In mid- to late summer, the swamps of southeast Missouri and adjacent areas along the Mississippi River become awash in color as stands of hairy rose mallow (Hibiscus lasiocarpus) put forth their conspicuous, white and pink blooms. I’ve been waiting for the mallows to bloom this year, as there is one particular beetle associated with plants in this genus that I have been keen to photograph since I first picked up a real camera a few years ago, to this point without success. My first attempt this year came in early August as I noted the tell-tale blooms while passing through extreme western Kentucky. I was foiled again (but would succeed the next day—more on this in a future post), but as I tiptoed over the soggy ground searching through the lush foliage, I saw a small, brightly colored cricket with curiously enlarged mouthparts. Even more interesting was the constant, almost frenetic manner in which the insect was moving these mouthparts. My first attempts to detach the leaf on which it was moving spooked it, and it jumped to another leaf, but I persisted and finally succeeded in detaching the leaf with the critter still upon it and maneuvering it up towards the sky for a few photographs.
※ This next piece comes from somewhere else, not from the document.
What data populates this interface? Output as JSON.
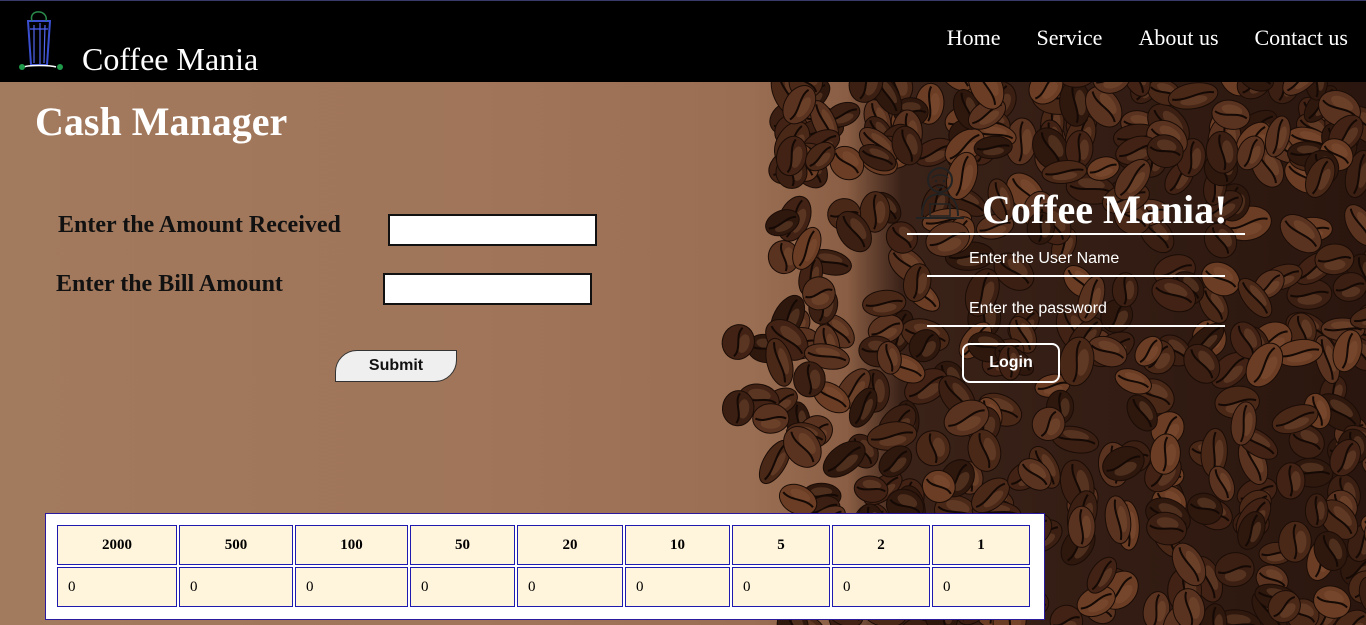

Phyllopalpus pulchellus (red-headed bush cricket or “handsome trig”) | Hickman Co., Kentucky
It didn’t take long to identify the cricket as Phyllopalpus pulchellus, or “red-headed bush cricket” (family Gryllidae). This species, also known as the “handsome trig” on account of its stunning appearance and membership in the subfamily Trigonidiinae, is distinctive among all North American orthopterans by its red head and thorax, pale legs, dark wings, and—as already noted—highly modified maxillary palpi with the greatly expanded and paddle-like terminal segment. According to Capinera et al. (2004), adults appear during mid- to late summer near streams and marshes on vegetation about one meter above the ground—precisely as this individual was found. Surely it represents one of our most photographed cricket species (208 BugGuide photos and counting).
The greatly expanded palps are said to mimic beetle mandibles or spider pedipalps.
The obvious question to anyone who sees this species is, “Why the curiously enlarged palps?” Both males and females exhibit this character (even as juveniles), so it seems clear that there is no special sexual or hypersensory function. One idea mentioned on BugGuide (perhaps originating from this EOL post by Patrick Coin) suggests that the crickets are Batesian mimics of chemically-defended ground beetles (family Carabidae) such as bombardier beetles (genus Brachinus). This thought is based on their similar coloration, the convex and shiny (and, thus, beetle-like) forewings of the females, and some resemblance of the enlarged palpi to the mandibles of the beetles. I am not completely satisfied with this idea, since bombardier beetles are generally found on the ground rather than foliage. Moreover, males lack the convex, shiny forewings exhibited by females, and resemblance of the palps to beetle mandibles doesn’t explain their curiously constant movement (ground beetles don’t constantly move their mandibles). Another idea suggested by orthopterist (and insect macrophotographer extraordinaire!) Piotr Naskrecki is a mimetic association with another group of arthropods, noting that the busy movements of the palps is very similar to the way jumping spiders (family Salticidae) move their pedipalps. This suggestion also is not completely satisfying, as it leaves one wondering why the crickets are so boldly and conspicuously colored. While some jumping spiders are brightly colored, I’m not aware of any in eastern North America with similar coloration (indeed, many jumping spiders can be considered ‘drab’). Perhaps the crickets have adopted mimetic strategies using multiple models in their efforts to avoid predation?
The brown wings and sickle-shaped ovipositor identify this individual as a female.
The individual in these photos can be identified as a female due to the presence of the sickle-shaped ovipositor and, as mentioned above, the convex, shiny forewings. Males possess more typically cricket-like forewings, perhaps constrained to such shape by the sound producing function they must serve. The males do, however, exhibit an interesting dimorphism of the forewings, with one wing being clear and the other one black. Fellow St. Louisan and singing insect enthusiast James C. Trager notes this dimorphism has been mentioned in the literature but not explained and suggests it may have something to do with the adaptive physics of sound production.
Congratulations to Ben Coulter, who wins Super Crop Challenge #16, which featured a cropped close-up of the enlarged maxillary palpi of this insect. His 12 pts increase his lead in the overall standings for BitB Challenge Session #7 to an almost insurmountable 59 pts. Morgan Jackson and Troy Bartlett round out the podium with 10 and 9 pts, respectively—Troy’s points being enough to move him into 2nd place in the overalls with 23 pts. Third place in the overalls is still up for grabs, since none of the people occupying the 3rd through 6th places has played for awhile—realistically any number of people behind them could jump onto the podium (or even grab 2nd place!) in the next (and probably last) Session #7 challenge.
Capinera, J. L., R. D. Scott & T. J. Walker. 2004. Field Guide To Grasshoppers, Katydids, And Crickets Of The United States. Cornell University Press, Ithaca, New York, 249 pp. [Amazon].
© Ted C. MacRae 2014